It is never commonplace to see a Purple Emperor. Unpredictable, capricious and frustrating they appear almost contemptuous of those of us that wait for them to descend from on high. And why not? For the month of July they reign supreme in the forest and bring a beauty, a regal majesty and mystique that lasts long after they have perished and left the forest somehow bereft until next summer.

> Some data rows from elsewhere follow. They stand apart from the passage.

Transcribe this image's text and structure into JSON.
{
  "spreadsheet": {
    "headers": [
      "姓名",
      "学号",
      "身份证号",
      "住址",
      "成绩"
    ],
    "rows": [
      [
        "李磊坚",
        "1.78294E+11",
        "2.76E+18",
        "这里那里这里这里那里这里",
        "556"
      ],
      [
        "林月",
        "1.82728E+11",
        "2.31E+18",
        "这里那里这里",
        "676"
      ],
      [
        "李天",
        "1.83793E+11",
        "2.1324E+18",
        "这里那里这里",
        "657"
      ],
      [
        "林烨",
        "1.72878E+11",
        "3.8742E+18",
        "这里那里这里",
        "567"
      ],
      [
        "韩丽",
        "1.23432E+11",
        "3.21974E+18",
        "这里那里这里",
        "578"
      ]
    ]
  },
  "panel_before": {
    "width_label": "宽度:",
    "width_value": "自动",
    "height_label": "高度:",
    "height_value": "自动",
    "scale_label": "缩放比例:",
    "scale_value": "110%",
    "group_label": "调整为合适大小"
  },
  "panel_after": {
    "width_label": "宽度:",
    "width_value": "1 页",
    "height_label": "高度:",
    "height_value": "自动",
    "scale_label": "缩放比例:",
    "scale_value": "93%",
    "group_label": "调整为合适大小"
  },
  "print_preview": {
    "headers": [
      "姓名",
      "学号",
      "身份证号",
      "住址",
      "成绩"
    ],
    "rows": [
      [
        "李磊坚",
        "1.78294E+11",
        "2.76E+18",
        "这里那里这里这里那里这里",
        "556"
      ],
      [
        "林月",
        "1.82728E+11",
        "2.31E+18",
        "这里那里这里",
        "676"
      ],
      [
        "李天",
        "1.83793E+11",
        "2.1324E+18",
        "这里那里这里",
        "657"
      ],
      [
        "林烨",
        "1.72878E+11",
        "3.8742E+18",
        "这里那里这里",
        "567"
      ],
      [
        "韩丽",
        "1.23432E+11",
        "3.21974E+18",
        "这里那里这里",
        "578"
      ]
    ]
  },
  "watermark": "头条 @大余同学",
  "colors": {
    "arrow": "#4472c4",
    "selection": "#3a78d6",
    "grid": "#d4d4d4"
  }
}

Another 'Emperor' descends to the earth from its throne of leaves and remains for a minute or so. This one is huge and with no purple sheen on either wing no matter from what angle it is viewed. It is a female, so perhaps should be called an 'Empress.' Females are far more hard to see than the males and it is unusual to find one at ground level but soon she too is away and then there are no more. Some days you can sit within inches of one for a long spell as it absorbs nutrients from the ground but on other days like this they seem nervous, edgy and unsettled and will not remain still. That is the charm of them. They are never easy to see and chance plays a huge part in any success, which only adds to the attraction.

Purple Emperor
I slowly become more aware of the White Admirals which although never abundant seem to be here in greater numbers than I can recall in other years. They are the prima ballerinas of the wood, bringing an ethereal and fragile grace to the wood, buoyantly gliding the air currents on flat wings as they float through the sun dappled edge of the forest. Occasionally they delicately come to rest on a leaf but are rarely still for long. Their lives are all too short, days only and there is much to do. Procreation, the all consuming driving force of nature inexorably guides their purpose.

White Admiral
Then an aberration. Flying in low glides just above ground level along the track, stopping for seconds and then fluttering onwards with a series of short flights, interspersed with brief stops to examine the ground for nutrients or who knows what. It is a White Admiral but there are no white markings on its matt brown wings. It is a rare form of the White Admiral, colloquially called Black Admiral and the first I have ever seen. I follow its unhurried progress along the track and finally it settles on a nettle leaf long enough for me to record the moment on my camera before it flies off once more.

Black Admiral- a rare aberrant form of White Admiral in which the white on
the wings is virtually absent
It is now noon and I am forced by the strength of the sun to seek the shade at the side of the track. The Purple Emperors are enthroned high in the Oaks and it looks unlikely that they will be granting further audiences. Only the White Admirals continue their gentle quests along the wooded rides of the forest. I turn for home. It has been a good day.


  1. Every one of your posts reads like a chapter from a beloved nature journal that we may all have the pleasure of dipping in to.

  2. You are too kind.The next Cream Tea is on me!
    All the very best